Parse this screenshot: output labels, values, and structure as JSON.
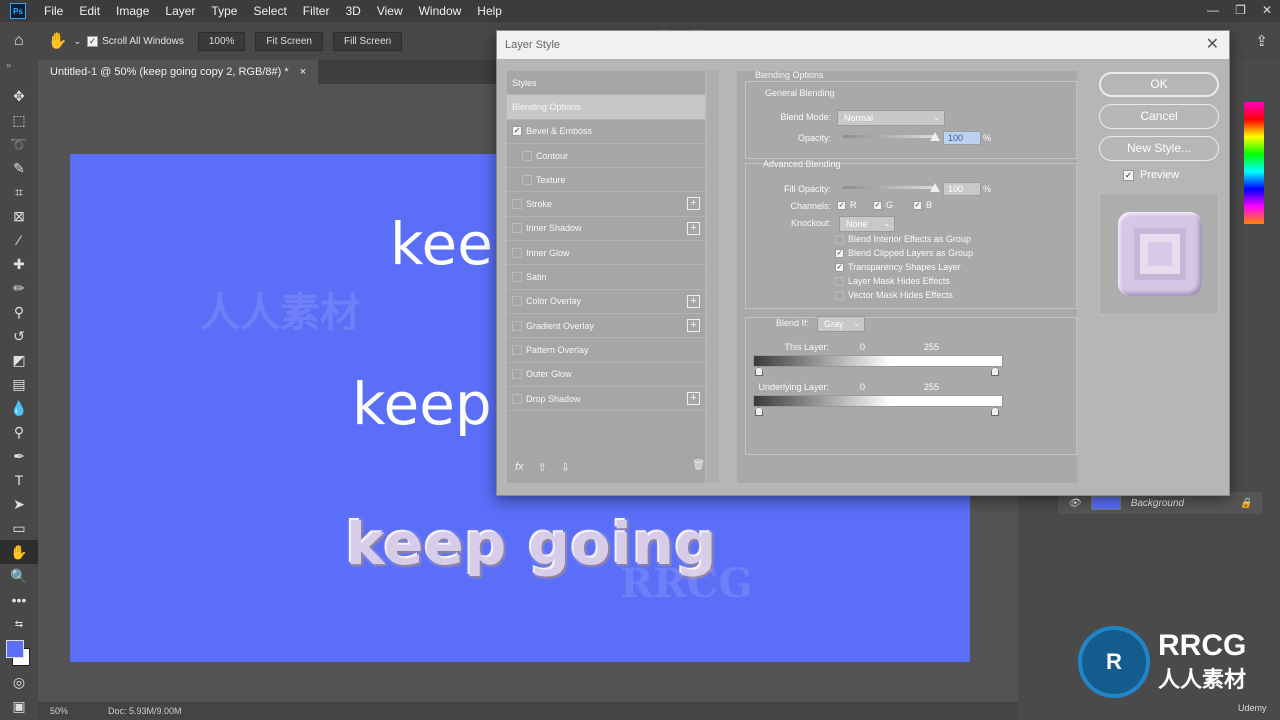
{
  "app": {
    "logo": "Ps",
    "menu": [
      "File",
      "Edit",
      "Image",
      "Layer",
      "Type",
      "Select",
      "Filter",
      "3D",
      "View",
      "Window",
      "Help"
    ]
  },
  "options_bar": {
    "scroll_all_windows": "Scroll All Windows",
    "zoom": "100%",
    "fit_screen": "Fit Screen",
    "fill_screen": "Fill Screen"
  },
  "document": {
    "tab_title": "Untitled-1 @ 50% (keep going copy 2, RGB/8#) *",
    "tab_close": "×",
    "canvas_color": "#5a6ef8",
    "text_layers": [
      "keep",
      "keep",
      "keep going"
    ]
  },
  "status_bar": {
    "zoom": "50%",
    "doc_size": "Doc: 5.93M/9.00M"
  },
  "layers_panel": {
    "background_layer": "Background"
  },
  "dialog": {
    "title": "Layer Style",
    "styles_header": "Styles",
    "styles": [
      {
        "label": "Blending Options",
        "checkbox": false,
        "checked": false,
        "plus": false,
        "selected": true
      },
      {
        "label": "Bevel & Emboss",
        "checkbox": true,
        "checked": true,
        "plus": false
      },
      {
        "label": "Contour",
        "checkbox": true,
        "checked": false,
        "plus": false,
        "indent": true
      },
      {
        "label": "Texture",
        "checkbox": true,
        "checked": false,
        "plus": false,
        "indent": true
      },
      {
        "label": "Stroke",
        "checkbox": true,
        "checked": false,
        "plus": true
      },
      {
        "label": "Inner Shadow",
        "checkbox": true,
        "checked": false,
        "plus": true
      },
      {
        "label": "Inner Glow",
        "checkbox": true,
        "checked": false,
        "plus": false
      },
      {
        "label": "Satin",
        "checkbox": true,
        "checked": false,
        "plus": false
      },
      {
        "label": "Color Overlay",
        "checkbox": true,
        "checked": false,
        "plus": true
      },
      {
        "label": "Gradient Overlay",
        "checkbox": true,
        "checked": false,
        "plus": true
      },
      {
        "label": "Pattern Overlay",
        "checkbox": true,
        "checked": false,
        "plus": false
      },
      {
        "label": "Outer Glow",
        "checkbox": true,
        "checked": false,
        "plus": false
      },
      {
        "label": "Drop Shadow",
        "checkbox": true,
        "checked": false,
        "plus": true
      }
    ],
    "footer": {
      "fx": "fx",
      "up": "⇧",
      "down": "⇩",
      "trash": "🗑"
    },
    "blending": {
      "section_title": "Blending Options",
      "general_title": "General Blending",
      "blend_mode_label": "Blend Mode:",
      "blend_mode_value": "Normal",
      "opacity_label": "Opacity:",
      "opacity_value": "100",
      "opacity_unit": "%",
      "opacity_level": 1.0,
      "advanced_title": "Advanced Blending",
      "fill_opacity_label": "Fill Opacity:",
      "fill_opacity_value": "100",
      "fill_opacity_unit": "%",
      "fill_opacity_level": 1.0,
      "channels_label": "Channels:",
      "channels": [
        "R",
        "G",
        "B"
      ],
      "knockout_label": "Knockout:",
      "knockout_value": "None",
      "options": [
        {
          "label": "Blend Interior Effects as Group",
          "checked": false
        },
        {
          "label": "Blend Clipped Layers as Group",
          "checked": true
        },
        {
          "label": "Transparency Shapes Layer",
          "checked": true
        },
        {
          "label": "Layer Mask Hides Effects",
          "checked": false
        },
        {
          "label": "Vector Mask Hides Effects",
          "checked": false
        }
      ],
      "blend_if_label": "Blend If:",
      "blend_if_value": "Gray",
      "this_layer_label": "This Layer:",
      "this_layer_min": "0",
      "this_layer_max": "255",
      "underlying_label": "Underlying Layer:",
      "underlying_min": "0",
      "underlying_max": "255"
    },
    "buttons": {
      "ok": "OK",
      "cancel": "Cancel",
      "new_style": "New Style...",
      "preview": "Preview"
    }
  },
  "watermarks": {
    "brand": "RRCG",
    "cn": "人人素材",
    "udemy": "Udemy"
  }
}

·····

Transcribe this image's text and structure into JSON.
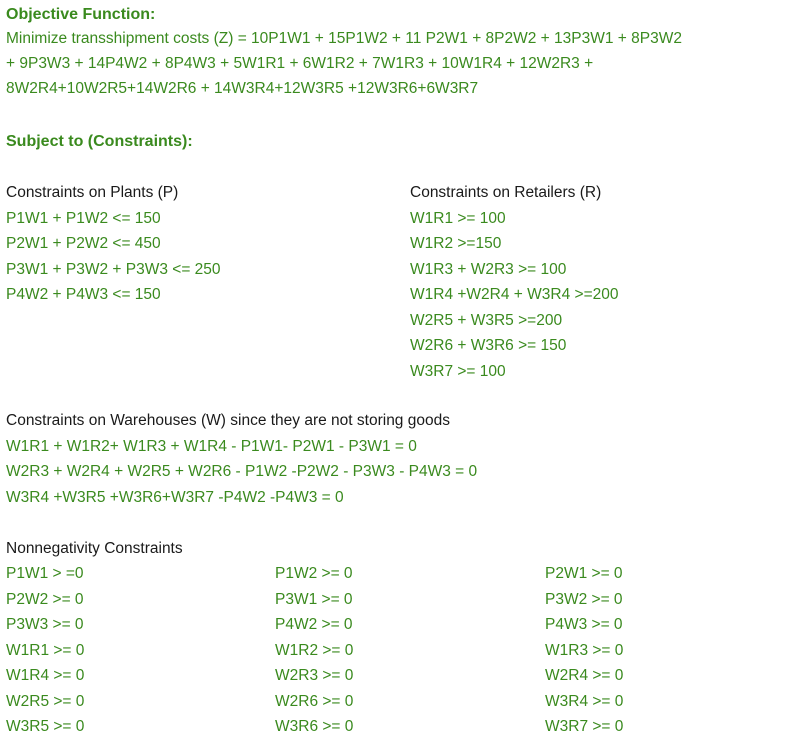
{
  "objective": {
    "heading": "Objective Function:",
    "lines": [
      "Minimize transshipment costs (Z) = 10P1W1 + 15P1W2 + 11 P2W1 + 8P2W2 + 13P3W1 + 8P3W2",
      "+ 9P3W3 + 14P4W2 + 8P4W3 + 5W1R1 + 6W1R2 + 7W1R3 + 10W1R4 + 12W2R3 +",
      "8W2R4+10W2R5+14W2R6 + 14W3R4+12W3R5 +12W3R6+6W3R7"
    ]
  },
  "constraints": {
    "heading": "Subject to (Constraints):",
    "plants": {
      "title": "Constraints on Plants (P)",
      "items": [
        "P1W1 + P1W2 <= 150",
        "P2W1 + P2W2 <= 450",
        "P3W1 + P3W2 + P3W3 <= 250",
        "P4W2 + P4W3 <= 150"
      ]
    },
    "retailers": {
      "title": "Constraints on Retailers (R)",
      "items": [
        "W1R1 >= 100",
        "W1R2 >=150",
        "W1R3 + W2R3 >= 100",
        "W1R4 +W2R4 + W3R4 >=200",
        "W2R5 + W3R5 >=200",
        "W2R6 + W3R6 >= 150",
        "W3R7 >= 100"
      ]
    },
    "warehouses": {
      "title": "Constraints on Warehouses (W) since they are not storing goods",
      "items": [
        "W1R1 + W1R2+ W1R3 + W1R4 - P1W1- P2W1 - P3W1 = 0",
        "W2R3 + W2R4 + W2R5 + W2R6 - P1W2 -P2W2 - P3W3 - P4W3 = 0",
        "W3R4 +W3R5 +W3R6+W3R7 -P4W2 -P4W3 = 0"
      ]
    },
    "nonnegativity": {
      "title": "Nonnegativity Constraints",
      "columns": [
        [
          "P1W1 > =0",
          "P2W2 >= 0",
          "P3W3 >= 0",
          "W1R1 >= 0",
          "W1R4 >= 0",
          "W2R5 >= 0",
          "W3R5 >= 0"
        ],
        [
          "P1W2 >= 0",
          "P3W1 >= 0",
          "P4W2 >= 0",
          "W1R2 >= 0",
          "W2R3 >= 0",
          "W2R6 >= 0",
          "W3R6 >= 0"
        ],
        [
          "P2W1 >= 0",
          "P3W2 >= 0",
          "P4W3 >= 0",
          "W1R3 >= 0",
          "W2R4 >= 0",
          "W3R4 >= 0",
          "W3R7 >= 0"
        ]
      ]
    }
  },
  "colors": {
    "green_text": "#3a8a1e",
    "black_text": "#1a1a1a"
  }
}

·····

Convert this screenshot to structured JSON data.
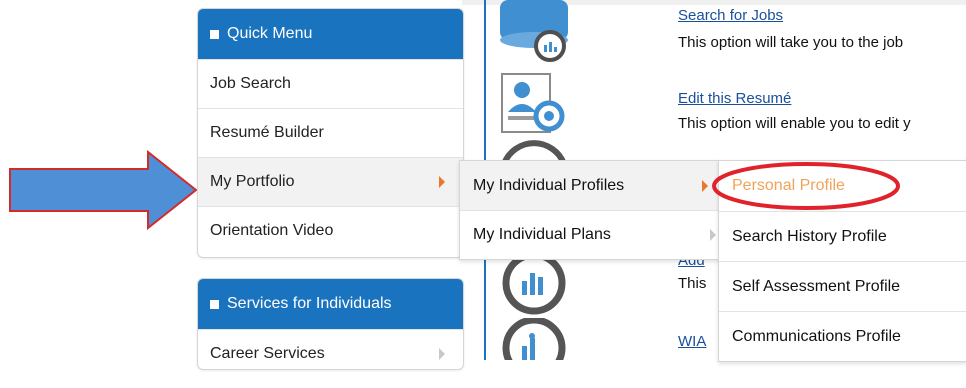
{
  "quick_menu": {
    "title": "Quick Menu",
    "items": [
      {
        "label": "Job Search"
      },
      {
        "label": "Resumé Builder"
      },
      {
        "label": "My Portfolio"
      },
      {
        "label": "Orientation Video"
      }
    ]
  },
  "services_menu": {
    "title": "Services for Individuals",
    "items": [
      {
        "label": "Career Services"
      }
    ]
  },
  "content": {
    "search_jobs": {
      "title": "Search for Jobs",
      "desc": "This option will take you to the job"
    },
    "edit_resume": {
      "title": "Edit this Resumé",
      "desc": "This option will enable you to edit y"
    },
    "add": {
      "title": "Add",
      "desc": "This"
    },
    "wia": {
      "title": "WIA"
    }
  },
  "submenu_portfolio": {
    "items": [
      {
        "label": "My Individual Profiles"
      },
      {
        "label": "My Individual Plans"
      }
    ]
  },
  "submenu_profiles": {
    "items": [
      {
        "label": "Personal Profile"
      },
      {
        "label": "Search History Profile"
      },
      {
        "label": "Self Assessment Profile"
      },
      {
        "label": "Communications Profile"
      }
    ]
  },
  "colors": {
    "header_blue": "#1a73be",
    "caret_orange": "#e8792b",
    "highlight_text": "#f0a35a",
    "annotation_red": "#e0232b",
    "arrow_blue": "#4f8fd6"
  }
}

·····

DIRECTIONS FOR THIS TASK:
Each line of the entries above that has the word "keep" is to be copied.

OUTPUT:
    "tab_title": "Untitled-1 @ 50% (keep going copy 2, RGB/8#) *",
      "keep",
      "keep",
      "keep going"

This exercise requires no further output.